- Preterm births represent just 10.3% of BCBSM births in Michigan but comprise 52.6% of medical spending in the first year of life.
“Prematurity is recognized as the single most important area in maternal child health where we need research to improve outcomes,” said Timothy R. B. Johnson, M.D., professor and chair, Obstetrics & Gynecology Department, University of Michigan School of Medicine. “The fact that there are profound disparities in the U.S. and in Michigan in the incidence and outcomes of prematurity makes attention to this topic even more critical.”
The Prematurity Issue Brief is the fifth in a series examining the price of health care in Michigan. While the report identifies important trends, costs and disparities, more research is needed to begin to understand the causes of premature birth.
“We don’t know enough about the risk factors and causes of the rise in premature births. We can speculate about the impact of technology and fertility interventions but these births represent only a small percentage of total births. More study is needed so that we can improve outcomes, reduce disparities, and reduce the real and human cost of premature birth,” says Udow Phillips.
The Center for Healthcare Research & Transformation (CHRT) illuminates best practices and opportunities for improving health policy and practice.

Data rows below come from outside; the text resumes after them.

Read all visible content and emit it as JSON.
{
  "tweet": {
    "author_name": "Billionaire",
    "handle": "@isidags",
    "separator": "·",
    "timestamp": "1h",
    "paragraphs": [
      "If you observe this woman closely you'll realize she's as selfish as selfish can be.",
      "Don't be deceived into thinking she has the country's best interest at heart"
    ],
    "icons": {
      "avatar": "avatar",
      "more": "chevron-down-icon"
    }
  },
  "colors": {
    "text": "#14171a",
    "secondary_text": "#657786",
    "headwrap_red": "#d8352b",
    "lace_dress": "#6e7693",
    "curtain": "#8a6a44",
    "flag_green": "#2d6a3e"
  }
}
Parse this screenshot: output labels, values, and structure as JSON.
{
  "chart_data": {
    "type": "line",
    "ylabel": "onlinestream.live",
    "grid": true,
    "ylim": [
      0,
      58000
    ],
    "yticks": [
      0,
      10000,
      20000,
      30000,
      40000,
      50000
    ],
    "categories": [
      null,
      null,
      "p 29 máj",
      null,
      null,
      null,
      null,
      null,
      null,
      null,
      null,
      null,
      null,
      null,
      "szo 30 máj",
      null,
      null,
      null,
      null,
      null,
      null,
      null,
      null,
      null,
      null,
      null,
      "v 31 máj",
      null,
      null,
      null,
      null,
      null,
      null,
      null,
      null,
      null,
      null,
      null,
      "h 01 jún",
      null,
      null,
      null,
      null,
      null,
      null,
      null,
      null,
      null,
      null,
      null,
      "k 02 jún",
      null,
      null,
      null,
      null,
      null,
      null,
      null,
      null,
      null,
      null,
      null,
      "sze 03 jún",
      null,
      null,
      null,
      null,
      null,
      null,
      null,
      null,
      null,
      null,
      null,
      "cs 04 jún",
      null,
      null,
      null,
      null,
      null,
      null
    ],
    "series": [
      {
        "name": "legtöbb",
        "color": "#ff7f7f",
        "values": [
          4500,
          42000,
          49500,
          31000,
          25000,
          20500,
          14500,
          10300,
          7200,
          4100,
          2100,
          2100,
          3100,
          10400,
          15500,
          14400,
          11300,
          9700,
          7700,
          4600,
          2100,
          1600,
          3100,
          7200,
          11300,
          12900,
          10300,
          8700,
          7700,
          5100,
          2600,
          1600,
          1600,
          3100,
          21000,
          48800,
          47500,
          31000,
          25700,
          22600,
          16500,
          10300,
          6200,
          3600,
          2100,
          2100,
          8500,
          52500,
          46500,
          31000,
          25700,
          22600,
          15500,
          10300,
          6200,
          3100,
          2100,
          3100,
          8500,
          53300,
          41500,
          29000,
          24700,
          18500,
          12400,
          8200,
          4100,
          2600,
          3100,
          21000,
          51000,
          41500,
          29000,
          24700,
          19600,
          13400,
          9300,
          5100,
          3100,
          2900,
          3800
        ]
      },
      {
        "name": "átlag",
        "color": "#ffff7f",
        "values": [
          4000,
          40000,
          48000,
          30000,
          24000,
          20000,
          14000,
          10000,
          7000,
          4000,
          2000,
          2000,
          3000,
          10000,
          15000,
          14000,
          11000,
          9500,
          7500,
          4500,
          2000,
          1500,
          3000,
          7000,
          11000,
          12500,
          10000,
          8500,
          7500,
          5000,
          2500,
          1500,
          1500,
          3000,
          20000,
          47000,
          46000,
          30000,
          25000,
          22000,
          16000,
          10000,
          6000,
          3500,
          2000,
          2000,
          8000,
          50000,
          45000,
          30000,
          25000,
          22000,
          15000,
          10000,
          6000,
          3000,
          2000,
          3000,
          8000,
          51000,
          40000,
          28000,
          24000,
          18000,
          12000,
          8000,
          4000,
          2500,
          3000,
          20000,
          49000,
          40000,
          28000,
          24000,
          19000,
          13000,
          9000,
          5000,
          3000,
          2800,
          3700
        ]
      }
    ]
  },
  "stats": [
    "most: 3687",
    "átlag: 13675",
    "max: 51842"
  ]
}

Based at the University of Michigan, CHRT is a non-profit partnership between U-M and Blue Cross Blue Shield of Michigan designed to promote evidence-based care delivery, improve population health, and expand access to care.